“I was hoping that that would have continued and stayed more to the west, but it appears it’s moved further eastward,” he said.
For years, hypoxia conditions between Westchester and Nassau Counties have been considered moderately severe, and moderate hypoxia patches have been recorded as far east as Bridgeport. The problem comes from too much nitrogen in the water. Just like it does on a lawn, nitrogen promotes growth in the Sound. In the water, that means more algae, which then dies and sinks to the bottom, where it’s eaten by bacteria. And while they’re eating up that algae, the bacteria use up the oxygen at the bottom. So the way to stop that chain reaction from happening is to cut out the nitrogen that’s kicking it off.
In 2004, Connecticut and New York agreed to reduce the nitrogen going into the sound by 58.5 percent by this year. And they did that by going after the biggest source - wastewater treatment plants.
At a wastewater treatment plant in New Haven, a grey waterfall pours into an open tank at a plant in New Haven. It doesn’t smell so great.
“This grey water coming in, this is called primary effluent,” said Gary Zrelak, the director of operations for the Greater New Haven Water Pollution Control Authority. He pointed to a couple tanks holding 10.6 million gallons of brown liquid. Zrelak said the brown isn’t what you might think. The color comes from bacteria. In the first tank they have oxygen pumped in to breathe. Then the effluent goes into a second tank.
“So these bacteria have all the food they want, they’re trying to consume it, but there’s no oxygen for them to breath.”
The bacteria in this tank have a special power – if there’s no oxygen, they can breathe nitrogen.
“And hence, we’ve just removed nitrogen from the water column,” said Zrelak.

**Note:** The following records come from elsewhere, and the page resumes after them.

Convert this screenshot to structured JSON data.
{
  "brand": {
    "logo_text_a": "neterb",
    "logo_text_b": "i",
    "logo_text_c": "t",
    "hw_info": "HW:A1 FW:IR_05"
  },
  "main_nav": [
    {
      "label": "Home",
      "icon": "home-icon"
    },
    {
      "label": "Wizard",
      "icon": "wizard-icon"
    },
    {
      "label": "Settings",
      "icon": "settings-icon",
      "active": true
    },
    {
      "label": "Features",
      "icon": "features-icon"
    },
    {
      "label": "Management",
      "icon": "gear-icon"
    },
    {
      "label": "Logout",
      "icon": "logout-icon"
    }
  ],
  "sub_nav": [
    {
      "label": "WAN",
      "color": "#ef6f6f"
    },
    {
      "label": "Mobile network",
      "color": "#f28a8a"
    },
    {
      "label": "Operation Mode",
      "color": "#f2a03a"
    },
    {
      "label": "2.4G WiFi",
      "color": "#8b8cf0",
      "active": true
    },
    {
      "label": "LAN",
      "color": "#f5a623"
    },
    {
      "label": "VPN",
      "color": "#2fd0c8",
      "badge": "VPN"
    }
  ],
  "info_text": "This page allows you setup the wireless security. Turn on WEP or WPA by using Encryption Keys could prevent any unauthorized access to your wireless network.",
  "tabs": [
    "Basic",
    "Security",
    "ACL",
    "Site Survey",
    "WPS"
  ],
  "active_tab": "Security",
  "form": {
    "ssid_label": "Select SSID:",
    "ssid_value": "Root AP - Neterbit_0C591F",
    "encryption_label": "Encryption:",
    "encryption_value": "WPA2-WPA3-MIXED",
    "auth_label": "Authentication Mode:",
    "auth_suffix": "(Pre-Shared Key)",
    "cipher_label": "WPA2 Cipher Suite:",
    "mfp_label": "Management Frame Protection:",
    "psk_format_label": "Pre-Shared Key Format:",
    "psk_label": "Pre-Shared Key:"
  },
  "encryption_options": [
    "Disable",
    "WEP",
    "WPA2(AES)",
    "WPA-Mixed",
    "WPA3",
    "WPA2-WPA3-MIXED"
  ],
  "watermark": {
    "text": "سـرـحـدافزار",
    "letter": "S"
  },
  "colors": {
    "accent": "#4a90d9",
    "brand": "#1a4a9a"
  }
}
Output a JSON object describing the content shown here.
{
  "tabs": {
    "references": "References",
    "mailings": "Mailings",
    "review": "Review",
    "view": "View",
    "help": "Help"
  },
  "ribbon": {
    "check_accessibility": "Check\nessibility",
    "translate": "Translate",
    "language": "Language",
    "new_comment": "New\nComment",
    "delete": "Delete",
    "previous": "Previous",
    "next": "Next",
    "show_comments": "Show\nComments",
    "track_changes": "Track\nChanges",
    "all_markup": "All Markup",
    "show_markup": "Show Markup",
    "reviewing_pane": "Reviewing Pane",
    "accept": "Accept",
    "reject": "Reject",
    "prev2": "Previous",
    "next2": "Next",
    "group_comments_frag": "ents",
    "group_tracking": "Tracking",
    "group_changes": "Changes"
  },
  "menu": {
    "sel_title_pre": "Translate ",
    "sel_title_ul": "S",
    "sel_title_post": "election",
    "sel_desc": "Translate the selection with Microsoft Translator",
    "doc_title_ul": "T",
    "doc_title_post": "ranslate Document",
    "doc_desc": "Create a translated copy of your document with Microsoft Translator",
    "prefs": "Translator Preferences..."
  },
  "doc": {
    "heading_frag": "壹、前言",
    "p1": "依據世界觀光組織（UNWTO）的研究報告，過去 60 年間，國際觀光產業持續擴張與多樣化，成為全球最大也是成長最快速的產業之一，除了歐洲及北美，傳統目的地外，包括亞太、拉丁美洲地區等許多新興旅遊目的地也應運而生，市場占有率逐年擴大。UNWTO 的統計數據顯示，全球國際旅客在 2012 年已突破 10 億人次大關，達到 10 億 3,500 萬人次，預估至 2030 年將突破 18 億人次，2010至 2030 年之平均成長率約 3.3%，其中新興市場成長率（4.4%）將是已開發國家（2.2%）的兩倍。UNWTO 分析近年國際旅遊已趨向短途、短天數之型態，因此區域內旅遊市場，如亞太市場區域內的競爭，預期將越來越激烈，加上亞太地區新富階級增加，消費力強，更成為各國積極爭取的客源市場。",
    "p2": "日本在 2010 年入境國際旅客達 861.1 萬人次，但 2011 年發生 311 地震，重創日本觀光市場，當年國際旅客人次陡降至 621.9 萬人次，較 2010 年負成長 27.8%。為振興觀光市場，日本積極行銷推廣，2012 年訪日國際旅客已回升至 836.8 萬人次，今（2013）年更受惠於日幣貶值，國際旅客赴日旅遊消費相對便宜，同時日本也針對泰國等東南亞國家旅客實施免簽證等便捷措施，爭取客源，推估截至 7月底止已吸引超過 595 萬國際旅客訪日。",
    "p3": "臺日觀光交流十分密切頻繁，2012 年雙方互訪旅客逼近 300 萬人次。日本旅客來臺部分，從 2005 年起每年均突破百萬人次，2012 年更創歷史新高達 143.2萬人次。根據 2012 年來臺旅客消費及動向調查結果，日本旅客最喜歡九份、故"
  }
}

By the time it’s pumped out into the sound, they’ve cut more than half of the nitrogen, and the water looks pretty clear. These tanks full of nitrogen breathing bacteria have been added to wastewater treatment plants on both coasts of the Sound, and more are being built. A report card released Monday by the environmental group Save the Sound says a decade after committing to a 58.5 percent nitrogen reduction, Connecticut has reached its goal. And while New York isn’t quite there yet, they got a respectable grade.
“The good news is that everybody gets and A or B. From an environmental group, those are really good grades,” said Curt Johnson, executive director of Save the Sound.
Here's an interactive map from Save the Sound, illustrating levels of nitrogen discharged by wastewater treatment plants in New York.
New York managed to get an extension to meet their goal – the counties, which are responsible for the improvements, have until 2017 to get there. In New York state alone the projects will cost about 2 billion dollars. So far, they’ve made the necessary improvements to their wastewater plants on Long Island and New York City should be done this year. In Westchester, they want to see how improvements to two plants do for a year before they start on a third.
“So that’s why we consider them in the terms that teachers use as sort of an at-risk student, said Johnson. "We have to watch. We have to carefully make sure that they do make those upgrades.”
Jim Tierney with the New York Department of Environmental Conservation said they’ll meet their deadline.
“Doesn’t mean our work is over. It means a very ambitious construction and water quality program that was started back in 2004 is finished within a decade. And I don’t know anybody else in the country who has done anything comparable.”
It looks like it could be one of those rare success stories – when environmental advocates and state governments will be able to say they actually achieved what they set out to do. But it will take some time to see the impact of the nitrogen reduction. And there are still issues to address. Leaky sewer pipes and storm water runoff continue to be serious problems. And as for wastewater plants, the environmentalists are now looking further up the rivers to Massachusetts, where they don’t have huge tanks of hungry bacteria, and where they’re sending nitrogen down three rivers, and into Long Island Sound.